Years ago, I dated a Jewish law student. His mother was a widow, and he was an only child.
Needless to say, the mom was not thrilled with the Italian/Irish goyeh her son brought home, and she didn't hesitate to say so. I'm ashamed to admit I dug my heels in and dated him far longer than I would have--just to spite her.
Now, years later, I remember her with fondness, simply because . . . under her beady eye, I learned to make Jewish chicken soup (the secret ingredient is parsnips but, only for flavor. Don't eat them) and matzo ball soup.
I mention this now because, last night, in honor of Passover, I made matzo ball soup.
I've experimented with this recipe over the years. I've come to believe that the two keys to a perfect matzo ball are: (1) after you've prepared your dough, put the bowl containing it in the refrigerator to cool for at least thirty minutes before shaping the balls, and (2) when you drop the matzo balls into the chicken soup, be sure to close the pot lid tightly shut, and DO NOT open it for thirty minutes. Otherwise your matzo balls may fall apart.
How weird is this? In yesterday's blog, I wrote: ". . . take a look at the upheaval in the recording industry. IMHO, until now, music executives seem to be trying to hold back the tide instead of figuring out how to adapt to a changing landscape."
Hours after writing that, I heard that the EMI record label had announced they would be dropping the copy protection software on their online music and selling their songs online through Apple's iTunes music store.
Wow! This is a complete about-face for a major player in the music industry.
If you haven't been keeping track of the music business, let me first direct you to two posts I did in September here and here.

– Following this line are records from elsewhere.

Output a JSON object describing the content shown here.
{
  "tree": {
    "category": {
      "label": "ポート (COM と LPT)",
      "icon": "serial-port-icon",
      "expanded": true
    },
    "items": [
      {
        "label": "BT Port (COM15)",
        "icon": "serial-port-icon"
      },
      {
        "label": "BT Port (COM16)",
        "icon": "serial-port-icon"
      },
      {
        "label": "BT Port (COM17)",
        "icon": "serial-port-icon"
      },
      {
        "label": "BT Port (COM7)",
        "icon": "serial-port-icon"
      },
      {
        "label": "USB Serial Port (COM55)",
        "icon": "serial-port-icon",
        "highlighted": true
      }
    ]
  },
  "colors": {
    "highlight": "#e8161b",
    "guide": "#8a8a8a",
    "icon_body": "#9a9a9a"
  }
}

Back to today's announcement. The New York Times said:
Steve Jobs, the chief executive of Apple, who shared the stage with Mr. Nicoli [EMI's CEO] for the announcement, predicted that half of the songs available on iTunes would be sold without restrictions by the end of the year. None of the other three major record labels, which with EMI account for 70 percent of songs sold today, have said how they might react.
Singles without the copy protection software AND with higher fidelity will sell for $1.29 each instead of the current $.99. Full albums without the copy protection and with the higher fidelity will sell for the same price as the current low-fidelity copy protected copies.
In case you're wondering, the other three mega players in the industry are Universal, Warner and Sony BMG.
Apple unveiled its iTunes music store in April, 2003. Since then, despite the music labels pushing for variable pricing, Steve Jobs has stood firm with the uniform pricing for singles. Back when the store opened, C/Net News reported:
The songs cost 99 cents each to download, with no subscription fee, and include the most liberal copying rights of any online service to date. Jobs has been an outspoken opponent of so-called digital rights management (DRM) in the past, arguing that limitations on digital music will undermine the market for legitimate content.
Consumers have long complained about the DRM software, and Apple has finally succeeded in breaking through the copy protection wall.
There's a risk involved here for Apple. The New York Times says: "By selling music without copy restrictions, online consumers would be able to shop at different online music outlets, of which there are hundreds around the world; those with iPods will not be limited to the iTunes store."
Jobs argues that "Our success will come only if we offer the best and easiest music store and the best and easiest music player."
I applaud both Jobs and EMI for recognizing that something had to change in the music industry.
Let's hope the publishing industry is paying attention.